Briefly, the risk is that hackers have access to communications sent from iOS devices not yet upgraded to version 7.0.6 through a flaw in SSL/TSL (Secure Sockets Layer/ Transport Layer Security) protocol. The function of these protocols is to make the connection between your browser and the websites you access private and secure.
Without that functionality, your access to websites can be viewed by anyone with the expertise to do so. That includes any transaction you now use your iPhone or iPad to complete – think online banking, medical appointments – any sensitive information.
The good news is that this upgrade protects i-Phone/Pad/Pod Touch users (depending on the generation of the device) from the “man-in-the-middle” attacks to which the preceding iOS version exposed users.
The bad news is that users of the Mac OS X remain at risk until Apple releases a fix for that operating system. In the meantime, OS X users are advised to use an internet browser other than Safari, which offers no protection against unwanted online spies.
The buzz is worth heeding. It’s also a reminder that the fabulous tools we take for granted exact a cost from us beyond the monetary price of the device: technology takes attention. The immediate takeaway here is that now is the time to perform system updates for the above-mentioned devices. But lest we upgrade and forget, we may want to consider how we access that wild and fascinating place, the internet, and what our plan for securing our personal data is – and what it should be.
The topic traverses the technical and philosophical realms. Technically, you have additional options. You may, for example, want to set up a VPN (Virtual Personal Network) for your iPhone or smartphone to establish an additional layer of security.
Defining what you’re comfortable with takes deeper thought. Who can see your Facebook updates? Do you want to be tagged in photos your friends post? The speed and complexity of the internet makes it possible for data about every aspect of our lives to propagate like kudzu throughout the wired world, as Comm Lead faculty member and data security expert Shay Colson pointed out in a Flip the Media article last year.
No discussion of digital awareness is complete without the subject of understand the consequences of their online interactions. Few teens fully understand or pay much attention to privacy settings, as this article finds.
It’s a sign of our times that the subject of the latest software/firmware security flaw can lead down a plethora of rabbit holes.

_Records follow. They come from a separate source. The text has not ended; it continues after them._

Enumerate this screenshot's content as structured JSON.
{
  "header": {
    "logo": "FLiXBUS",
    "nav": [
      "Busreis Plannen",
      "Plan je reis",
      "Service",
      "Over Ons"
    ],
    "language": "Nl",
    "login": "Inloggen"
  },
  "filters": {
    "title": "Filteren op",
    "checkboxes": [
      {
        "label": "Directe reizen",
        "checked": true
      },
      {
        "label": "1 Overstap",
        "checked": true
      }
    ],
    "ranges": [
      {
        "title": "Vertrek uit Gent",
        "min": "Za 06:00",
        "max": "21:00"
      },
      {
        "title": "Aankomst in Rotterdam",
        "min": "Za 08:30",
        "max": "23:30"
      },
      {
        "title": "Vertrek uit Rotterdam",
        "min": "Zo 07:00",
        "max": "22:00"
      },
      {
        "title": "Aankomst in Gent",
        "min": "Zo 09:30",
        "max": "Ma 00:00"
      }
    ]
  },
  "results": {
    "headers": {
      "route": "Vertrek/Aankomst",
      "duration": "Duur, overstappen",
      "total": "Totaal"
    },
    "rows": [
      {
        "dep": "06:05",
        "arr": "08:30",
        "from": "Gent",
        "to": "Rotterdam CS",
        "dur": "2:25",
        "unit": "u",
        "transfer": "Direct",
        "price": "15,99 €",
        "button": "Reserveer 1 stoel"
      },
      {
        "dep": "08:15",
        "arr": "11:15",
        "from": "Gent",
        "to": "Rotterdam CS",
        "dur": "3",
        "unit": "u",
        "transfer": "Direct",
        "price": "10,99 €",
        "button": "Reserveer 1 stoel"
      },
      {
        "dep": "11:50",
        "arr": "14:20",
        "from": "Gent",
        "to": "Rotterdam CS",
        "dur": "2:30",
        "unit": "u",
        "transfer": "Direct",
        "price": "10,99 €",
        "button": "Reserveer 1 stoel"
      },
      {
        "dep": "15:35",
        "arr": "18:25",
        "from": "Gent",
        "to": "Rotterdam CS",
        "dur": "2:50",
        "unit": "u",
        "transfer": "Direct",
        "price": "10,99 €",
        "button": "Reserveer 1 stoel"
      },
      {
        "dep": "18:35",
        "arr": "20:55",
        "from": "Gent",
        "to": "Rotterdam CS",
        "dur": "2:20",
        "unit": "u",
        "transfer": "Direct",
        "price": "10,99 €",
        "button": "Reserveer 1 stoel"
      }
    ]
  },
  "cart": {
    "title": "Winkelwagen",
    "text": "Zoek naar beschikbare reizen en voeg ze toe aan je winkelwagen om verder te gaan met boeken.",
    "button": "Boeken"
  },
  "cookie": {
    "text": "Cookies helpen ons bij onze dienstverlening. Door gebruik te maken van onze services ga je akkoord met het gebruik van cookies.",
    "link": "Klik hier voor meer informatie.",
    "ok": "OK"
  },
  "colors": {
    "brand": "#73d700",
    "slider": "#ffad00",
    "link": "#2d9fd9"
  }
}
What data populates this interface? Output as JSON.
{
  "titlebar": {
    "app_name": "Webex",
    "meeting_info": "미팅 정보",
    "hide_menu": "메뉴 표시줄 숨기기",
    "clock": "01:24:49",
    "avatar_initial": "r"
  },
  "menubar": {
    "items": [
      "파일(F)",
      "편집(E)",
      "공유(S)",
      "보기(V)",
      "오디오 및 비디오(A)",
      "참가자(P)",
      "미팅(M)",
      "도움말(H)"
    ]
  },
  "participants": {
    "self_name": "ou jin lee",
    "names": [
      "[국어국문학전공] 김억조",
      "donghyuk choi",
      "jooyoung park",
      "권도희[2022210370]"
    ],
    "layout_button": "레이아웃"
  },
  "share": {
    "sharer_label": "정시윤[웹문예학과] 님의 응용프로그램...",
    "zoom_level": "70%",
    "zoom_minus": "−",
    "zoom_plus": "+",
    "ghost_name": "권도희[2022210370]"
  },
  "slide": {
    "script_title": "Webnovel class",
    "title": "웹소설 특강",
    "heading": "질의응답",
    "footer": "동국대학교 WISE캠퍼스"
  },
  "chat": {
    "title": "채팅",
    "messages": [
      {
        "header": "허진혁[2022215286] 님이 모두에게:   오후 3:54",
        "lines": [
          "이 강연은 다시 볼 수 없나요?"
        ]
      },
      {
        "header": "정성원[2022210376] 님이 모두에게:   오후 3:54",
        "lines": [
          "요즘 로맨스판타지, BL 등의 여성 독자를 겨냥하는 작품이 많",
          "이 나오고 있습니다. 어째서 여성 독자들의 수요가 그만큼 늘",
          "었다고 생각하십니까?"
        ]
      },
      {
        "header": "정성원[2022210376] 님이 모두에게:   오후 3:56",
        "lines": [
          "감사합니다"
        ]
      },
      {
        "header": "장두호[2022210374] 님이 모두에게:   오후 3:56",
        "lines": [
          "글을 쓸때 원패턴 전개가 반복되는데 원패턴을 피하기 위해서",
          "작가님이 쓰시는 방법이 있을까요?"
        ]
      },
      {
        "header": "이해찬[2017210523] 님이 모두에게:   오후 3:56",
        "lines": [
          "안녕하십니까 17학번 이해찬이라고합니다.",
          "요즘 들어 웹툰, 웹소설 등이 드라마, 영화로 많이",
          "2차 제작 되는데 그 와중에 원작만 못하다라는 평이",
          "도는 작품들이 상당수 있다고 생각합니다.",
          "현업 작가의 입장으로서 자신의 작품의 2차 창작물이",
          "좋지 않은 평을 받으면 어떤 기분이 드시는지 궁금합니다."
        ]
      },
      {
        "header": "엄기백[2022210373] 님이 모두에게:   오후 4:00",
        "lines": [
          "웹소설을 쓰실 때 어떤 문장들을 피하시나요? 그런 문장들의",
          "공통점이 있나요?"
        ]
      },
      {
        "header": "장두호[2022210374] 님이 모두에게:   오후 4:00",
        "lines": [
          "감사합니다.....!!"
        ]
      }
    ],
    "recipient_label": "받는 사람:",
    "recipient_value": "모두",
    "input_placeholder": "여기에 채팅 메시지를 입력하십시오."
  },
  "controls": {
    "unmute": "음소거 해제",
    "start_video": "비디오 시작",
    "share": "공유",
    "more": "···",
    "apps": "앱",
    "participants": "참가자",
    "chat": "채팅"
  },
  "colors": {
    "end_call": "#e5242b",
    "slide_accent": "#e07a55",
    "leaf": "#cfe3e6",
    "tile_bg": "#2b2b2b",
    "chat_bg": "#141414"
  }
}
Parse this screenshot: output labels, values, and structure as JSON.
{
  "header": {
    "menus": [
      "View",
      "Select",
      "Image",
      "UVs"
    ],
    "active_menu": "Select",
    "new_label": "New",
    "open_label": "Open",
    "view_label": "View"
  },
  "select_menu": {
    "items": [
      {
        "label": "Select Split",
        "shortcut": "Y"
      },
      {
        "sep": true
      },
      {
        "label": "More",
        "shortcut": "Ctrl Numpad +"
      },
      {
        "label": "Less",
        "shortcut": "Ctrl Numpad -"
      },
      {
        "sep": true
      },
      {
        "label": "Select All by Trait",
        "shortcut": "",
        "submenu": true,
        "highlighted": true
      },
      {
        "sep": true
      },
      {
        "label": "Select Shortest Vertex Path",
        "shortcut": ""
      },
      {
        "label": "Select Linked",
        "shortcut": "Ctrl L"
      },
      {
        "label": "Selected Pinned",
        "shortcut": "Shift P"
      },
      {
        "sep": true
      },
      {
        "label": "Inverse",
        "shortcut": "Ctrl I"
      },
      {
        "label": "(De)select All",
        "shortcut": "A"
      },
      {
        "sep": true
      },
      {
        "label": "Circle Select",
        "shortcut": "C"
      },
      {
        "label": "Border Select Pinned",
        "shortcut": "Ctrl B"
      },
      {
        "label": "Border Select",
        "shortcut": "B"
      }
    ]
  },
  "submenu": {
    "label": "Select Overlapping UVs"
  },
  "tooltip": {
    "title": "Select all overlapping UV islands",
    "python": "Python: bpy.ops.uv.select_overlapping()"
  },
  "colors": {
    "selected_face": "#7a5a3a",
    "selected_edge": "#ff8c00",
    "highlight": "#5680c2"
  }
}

There is much to research. Go down those rabbit holes. Be informed – refuse to be a sitting duck.
But first, upgrade your phone.